Every day at the Aracaju - SE, Brazil Airport (IATA: AJU, ICAO: SBAR) planes take off from West to East and lands from East to West. But in rare occasions they will land from West to East. I think it might be related to the climate, as this is more common on rainy days.

Why is that?

  • 1
    $\begingroup$ Pilots prefer to take off and land heading into the wind whenever possible. This also makes ground traffic easier to manage, since it means planes can taxi to the runway at one end and taxi away at the other. So it'd be really unusual (though not unheard of) for an airport to have reciprocal takeoff and landing directions at the same time. So, when you say they land and take off, are you actually watching them land and take off? $\endgroup$ Apr 18, 2022 at 0:47
  • $\begingroup$ This often is the case when the runway has a pronounced slope. $\endgroup$
    – Jim
    Apr 18, 2022 at 1:08
  • $\begingroup$ There's a mountain shelf just west of the airport, 70metres high at 1.7km west of the airport, climbing to 120 metres at 16km west. en-gb.topographic-map.com/maps/ri5i/Aracaju $\endgroup$
    – CSM
    Apr 18, 2022 at 15:37

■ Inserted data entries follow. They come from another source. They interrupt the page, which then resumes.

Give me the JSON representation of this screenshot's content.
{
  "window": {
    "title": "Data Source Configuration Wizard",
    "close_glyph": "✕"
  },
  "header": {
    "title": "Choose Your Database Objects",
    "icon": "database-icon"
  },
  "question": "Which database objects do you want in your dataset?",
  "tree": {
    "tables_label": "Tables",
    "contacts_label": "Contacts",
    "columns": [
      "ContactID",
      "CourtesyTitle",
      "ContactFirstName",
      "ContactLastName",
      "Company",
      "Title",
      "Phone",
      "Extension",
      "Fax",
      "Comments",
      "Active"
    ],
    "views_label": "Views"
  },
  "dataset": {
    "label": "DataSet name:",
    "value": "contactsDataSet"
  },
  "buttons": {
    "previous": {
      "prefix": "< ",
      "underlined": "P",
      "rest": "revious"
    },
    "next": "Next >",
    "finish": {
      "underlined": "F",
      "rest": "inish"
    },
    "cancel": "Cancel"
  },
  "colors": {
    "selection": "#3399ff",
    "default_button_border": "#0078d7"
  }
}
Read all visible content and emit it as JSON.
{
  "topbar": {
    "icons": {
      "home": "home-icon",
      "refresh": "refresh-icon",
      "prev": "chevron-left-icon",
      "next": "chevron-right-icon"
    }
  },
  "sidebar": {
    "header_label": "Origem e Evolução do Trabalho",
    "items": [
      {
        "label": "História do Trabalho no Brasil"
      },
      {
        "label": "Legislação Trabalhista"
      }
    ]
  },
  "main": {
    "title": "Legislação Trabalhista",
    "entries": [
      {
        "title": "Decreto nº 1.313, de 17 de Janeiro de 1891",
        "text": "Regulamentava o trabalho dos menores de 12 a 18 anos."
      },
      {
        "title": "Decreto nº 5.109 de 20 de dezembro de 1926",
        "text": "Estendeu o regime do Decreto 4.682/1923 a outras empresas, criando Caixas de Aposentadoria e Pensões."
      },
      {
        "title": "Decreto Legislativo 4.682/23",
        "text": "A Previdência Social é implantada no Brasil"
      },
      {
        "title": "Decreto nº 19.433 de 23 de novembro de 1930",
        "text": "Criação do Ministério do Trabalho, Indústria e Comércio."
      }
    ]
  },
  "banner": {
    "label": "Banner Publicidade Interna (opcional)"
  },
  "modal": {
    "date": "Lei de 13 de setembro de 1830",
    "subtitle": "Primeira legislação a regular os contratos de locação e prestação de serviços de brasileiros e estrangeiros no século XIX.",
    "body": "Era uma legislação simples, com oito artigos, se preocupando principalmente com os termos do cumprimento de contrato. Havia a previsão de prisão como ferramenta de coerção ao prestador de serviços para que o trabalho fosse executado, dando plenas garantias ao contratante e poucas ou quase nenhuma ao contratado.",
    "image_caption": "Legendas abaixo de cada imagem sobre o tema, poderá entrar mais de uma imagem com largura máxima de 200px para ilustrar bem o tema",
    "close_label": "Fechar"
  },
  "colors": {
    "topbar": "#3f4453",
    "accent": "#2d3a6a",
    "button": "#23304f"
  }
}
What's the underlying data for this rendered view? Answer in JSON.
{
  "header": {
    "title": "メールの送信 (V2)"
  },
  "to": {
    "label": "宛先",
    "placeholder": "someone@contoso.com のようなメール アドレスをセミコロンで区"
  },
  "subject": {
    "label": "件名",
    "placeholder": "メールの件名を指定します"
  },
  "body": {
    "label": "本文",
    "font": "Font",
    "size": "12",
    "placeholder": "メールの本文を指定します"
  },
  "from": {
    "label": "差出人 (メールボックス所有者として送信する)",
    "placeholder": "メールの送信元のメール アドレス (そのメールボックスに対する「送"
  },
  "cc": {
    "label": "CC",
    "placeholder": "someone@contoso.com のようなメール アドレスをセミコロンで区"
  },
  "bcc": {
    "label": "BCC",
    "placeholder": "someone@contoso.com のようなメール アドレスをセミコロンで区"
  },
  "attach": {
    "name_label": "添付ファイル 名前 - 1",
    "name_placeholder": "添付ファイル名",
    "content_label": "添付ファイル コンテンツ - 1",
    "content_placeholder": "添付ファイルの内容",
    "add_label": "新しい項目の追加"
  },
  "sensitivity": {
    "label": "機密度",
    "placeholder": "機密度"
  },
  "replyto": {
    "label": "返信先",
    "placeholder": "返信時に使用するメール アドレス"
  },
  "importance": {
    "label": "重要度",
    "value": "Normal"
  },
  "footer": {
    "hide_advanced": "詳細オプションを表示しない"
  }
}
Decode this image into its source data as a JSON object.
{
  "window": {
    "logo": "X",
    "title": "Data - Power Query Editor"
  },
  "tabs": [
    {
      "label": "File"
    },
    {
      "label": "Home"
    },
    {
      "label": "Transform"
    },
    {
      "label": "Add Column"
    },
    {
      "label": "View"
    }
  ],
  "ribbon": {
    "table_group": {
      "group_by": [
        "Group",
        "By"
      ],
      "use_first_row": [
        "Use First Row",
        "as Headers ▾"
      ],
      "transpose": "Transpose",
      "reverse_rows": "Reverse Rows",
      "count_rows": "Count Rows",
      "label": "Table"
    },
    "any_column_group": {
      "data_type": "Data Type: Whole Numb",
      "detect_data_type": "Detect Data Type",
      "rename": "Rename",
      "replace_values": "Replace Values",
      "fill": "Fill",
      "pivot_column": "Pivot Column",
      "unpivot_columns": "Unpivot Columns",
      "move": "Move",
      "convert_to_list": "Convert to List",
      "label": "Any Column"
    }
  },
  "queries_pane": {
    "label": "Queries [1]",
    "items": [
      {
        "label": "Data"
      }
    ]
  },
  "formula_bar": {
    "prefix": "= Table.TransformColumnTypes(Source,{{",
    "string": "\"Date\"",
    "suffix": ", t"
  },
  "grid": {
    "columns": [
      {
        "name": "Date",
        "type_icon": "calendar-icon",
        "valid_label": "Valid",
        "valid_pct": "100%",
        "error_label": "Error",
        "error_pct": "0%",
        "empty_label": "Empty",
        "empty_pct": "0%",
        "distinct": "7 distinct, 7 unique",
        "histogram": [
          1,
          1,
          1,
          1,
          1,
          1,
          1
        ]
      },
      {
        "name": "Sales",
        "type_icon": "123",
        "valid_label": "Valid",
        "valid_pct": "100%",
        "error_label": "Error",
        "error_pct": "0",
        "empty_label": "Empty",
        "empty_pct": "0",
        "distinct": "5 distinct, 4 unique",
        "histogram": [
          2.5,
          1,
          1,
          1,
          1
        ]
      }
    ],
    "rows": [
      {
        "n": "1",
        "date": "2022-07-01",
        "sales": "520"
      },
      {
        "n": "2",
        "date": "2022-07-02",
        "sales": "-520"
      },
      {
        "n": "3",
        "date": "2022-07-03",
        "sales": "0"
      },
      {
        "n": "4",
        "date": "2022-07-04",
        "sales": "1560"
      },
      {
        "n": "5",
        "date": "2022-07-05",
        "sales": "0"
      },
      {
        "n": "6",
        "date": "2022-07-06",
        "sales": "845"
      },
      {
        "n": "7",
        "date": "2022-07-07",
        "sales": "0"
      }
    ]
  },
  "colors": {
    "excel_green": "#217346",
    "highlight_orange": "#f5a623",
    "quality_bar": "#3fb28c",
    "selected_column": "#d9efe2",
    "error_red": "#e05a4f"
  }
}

1 Answer 1


Looking at the map of the airport, it appears they only have taxiways on the west side only!

map of Aracaju Brazil airport
Image copyright OpenStreetMap

Patterns may also be affected by wind direction, terrain, noise and airspace rules, but planes departing and landing in opposite directions may not be the most desirable arrangement.

An airplane landing west to east at AJU has to taxi down half the runway to get to the nearest off ramp. Looking at the site from Google Maps, it does not seem to be very busy, so the way they do it may be fine for them. Runway length is 7218 feet, elevation 26 feet, 12/30. Apparently, in recent years, the runway was extended around 2000 feet, which accounts for its current configuration.


You must log in to answer this question.

Not the answer you're looking for? Browse other questions tagged .